6. File Gift Tax and Fiduciary Income Tax Returns-If you and your spouse have made any large-scale gifts during 2011, it will be necessary to file a gift tax return.  Similarly, nongrantor trusts and estates are required to file fiduciary income tax returns since the income of each will be taxed as a separate entity.

The April 17th filing deadline for personal income tax returns also applies to gift and fiduciary income tax returns.  So while it may be too late to have a return filed before then, it is not too late to file for an extension.

7. Plan your 2012 gifts-With 2012 almost a third over, there remains nine months in which large scale gifts may be made that take advantage of the current $5.12 million gift tax exemption.  On January 1, 2013, absent an intervening action, the exemption drops to $1 million.

For those looking to make more modest gifts, utilizing your annual gift tax exclusion is a great way to benefit your children and reduce the size of your taxable estate.  Individuals may gift $13,000 to as many beneficiaries as they like while married couples can gift up to $26,000 per beneficiary.

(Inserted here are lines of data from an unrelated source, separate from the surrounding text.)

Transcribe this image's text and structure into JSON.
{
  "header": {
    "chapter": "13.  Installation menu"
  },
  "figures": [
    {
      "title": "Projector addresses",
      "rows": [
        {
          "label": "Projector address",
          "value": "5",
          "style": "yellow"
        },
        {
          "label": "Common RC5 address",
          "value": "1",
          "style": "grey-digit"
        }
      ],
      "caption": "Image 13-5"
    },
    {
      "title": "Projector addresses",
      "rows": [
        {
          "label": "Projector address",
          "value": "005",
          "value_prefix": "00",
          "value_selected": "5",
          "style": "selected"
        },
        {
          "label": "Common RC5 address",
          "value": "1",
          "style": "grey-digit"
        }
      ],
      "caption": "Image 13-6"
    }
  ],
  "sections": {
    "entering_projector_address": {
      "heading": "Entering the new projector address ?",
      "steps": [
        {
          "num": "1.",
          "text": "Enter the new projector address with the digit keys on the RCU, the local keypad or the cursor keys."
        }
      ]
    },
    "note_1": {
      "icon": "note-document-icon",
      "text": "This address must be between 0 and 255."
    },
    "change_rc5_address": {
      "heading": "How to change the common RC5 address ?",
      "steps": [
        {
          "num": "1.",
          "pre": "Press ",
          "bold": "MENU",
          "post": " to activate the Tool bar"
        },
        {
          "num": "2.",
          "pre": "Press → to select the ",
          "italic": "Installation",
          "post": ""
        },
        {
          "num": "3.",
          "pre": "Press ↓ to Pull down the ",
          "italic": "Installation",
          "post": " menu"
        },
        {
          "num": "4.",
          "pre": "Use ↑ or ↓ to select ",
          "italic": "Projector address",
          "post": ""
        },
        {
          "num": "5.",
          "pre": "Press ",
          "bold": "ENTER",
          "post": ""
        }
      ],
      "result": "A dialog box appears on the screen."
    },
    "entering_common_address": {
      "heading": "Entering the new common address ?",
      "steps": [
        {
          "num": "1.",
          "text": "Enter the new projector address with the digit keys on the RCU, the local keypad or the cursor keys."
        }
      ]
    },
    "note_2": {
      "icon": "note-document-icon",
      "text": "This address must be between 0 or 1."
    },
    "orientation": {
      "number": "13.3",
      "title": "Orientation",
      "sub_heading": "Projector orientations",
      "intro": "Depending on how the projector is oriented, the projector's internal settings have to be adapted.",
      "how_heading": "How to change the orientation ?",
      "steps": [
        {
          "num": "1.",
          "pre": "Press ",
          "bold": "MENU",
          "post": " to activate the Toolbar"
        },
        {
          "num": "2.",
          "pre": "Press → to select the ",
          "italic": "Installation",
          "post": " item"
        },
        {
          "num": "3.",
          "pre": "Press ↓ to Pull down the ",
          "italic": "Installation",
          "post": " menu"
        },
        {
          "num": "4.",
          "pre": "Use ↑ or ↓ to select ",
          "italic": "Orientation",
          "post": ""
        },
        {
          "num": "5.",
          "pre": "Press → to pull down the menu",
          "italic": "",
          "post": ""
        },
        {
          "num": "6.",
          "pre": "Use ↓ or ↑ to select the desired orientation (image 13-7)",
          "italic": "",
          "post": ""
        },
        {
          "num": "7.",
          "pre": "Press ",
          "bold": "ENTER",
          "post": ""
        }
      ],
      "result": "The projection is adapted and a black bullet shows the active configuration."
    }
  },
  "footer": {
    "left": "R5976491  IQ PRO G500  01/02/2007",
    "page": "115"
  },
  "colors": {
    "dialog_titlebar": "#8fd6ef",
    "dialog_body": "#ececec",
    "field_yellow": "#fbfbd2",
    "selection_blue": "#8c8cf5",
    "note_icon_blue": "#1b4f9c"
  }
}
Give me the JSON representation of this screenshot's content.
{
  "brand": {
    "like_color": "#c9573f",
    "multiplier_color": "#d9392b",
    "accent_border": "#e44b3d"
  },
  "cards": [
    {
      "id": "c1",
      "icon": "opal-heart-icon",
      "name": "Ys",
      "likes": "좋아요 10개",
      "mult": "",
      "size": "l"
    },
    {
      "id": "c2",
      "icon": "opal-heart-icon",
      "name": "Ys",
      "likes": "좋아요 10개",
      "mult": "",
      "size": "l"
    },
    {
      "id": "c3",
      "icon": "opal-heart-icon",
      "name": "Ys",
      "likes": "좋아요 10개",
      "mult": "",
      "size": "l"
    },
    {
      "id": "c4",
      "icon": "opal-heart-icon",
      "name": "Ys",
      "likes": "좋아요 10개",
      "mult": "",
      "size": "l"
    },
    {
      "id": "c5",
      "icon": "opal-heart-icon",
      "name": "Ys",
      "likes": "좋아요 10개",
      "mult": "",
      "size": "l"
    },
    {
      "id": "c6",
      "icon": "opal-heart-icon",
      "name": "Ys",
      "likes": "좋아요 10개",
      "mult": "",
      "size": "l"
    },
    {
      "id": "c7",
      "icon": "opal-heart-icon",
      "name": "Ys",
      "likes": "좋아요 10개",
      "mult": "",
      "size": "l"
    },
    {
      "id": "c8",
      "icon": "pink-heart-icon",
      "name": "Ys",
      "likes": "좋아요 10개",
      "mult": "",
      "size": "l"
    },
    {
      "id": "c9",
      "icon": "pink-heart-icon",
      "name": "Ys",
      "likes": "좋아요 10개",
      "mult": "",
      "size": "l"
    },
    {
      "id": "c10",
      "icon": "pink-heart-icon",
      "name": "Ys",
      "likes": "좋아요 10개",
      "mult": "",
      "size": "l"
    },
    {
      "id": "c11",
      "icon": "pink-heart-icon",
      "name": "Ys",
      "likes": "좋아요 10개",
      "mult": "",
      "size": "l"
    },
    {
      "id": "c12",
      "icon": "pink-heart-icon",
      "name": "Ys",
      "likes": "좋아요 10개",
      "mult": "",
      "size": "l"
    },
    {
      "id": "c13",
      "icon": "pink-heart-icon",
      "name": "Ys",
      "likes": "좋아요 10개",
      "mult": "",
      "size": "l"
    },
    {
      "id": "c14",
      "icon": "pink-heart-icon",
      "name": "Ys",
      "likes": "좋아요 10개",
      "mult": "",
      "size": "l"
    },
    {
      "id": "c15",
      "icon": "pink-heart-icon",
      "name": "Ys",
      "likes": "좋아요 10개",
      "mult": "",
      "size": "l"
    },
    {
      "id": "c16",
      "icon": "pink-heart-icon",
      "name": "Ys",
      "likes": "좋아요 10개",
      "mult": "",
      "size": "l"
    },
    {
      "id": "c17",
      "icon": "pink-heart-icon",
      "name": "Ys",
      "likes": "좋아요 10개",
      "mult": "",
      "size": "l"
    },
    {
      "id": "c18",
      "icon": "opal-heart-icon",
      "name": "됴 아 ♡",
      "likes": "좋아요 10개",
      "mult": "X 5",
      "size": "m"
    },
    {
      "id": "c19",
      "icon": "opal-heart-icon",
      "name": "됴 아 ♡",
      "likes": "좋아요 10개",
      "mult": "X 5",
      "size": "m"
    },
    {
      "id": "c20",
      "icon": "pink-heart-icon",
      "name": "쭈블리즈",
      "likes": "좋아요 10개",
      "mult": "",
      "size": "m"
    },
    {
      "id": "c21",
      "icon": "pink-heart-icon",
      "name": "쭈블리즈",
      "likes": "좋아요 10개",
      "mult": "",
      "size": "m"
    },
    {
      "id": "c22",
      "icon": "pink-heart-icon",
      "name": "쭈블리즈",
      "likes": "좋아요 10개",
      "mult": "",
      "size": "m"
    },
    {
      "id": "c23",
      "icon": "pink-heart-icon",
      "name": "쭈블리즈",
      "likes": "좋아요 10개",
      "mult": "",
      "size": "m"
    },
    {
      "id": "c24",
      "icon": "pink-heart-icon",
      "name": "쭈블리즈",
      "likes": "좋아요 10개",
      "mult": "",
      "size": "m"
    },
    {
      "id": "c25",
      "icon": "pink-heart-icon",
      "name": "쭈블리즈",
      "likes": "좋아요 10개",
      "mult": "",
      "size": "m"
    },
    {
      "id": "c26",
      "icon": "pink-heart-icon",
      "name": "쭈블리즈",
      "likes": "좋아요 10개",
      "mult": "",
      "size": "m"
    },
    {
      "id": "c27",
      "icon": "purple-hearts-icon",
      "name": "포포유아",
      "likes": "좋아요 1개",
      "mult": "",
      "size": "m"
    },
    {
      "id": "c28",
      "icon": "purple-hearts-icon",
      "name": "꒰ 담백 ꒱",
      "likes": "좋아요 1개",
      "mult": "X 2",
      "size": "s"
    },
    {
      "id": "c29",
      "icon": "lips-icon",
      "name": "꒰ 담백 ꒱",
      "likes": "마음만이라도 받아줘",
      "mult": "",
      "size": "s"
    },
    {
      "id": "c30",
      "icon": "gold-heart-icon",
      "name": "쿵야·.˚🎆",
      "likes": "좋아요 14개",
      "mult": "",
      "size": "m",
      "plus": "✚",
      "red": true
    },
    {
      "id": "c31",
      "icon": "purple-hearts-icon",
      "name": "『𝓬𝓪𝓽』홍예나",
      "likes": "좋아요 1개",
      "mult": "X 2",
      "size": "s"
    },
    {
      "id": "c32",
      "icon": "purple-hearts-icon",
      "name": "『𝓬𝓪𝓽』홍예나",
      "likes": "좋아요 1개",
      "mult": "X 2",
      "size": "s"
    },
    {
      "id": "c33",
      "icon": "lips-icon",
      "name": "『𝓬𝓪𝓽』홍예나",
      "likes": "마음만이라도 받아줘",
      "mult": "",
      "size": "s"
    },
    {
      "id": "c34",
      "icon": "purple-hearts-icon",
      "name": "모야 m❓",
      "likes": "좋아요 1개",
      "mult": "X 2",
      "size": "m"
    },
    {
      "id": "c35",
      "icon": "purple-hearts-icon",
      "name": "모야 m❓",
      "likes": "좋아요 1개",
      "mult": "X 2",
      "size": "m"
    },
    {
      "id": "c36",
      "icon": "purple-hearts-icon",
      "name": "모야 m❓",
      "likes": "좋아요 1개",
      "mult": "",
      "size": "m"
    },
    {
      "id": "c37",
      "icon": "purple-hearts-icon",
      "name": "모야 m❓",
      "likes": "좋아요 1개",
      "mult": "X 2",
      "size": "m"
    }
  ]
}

8. Plan 2012 charitable gifts-Philanthropically minded individuals should consider the different ways of benefiting charities while also creating tax benefits for themselves.  Individual gifts, charitable annuities, the use of charitable trusts and the creation of a private foundation are all great ways to benefit the causes or organizations that matter most to you.

9. Consider Lifetime Trust Planning-Whether planning for your child’s education, removing your life insurance from your taxable estate or making gifts to your children, lifetime trust planning provides a great mechanism for protecting assets while also providing your children and other relatives with a significant financial benefit.  This is especially true this year while the lifetime gift tax exemption is at an all time high and interest rates are at a historic low.

10. Update your business succession/organization plan-Business owners should be aware of the potential negative consequences of not having a succession plan in place.  Failure to plan for your business, much like failing to create an estate plan, could create unexpected and undesired consequences for your family, business and associates.

A good estate plan requires consistent review and updates to ensure yourwishes are properly enacted.  Before you make your summer plans, make sure that your estate plan is up to date.  It will be one less thing that will keep you from having a great summer.

Please contact info@levyestatelaw.com for more information about estate planning.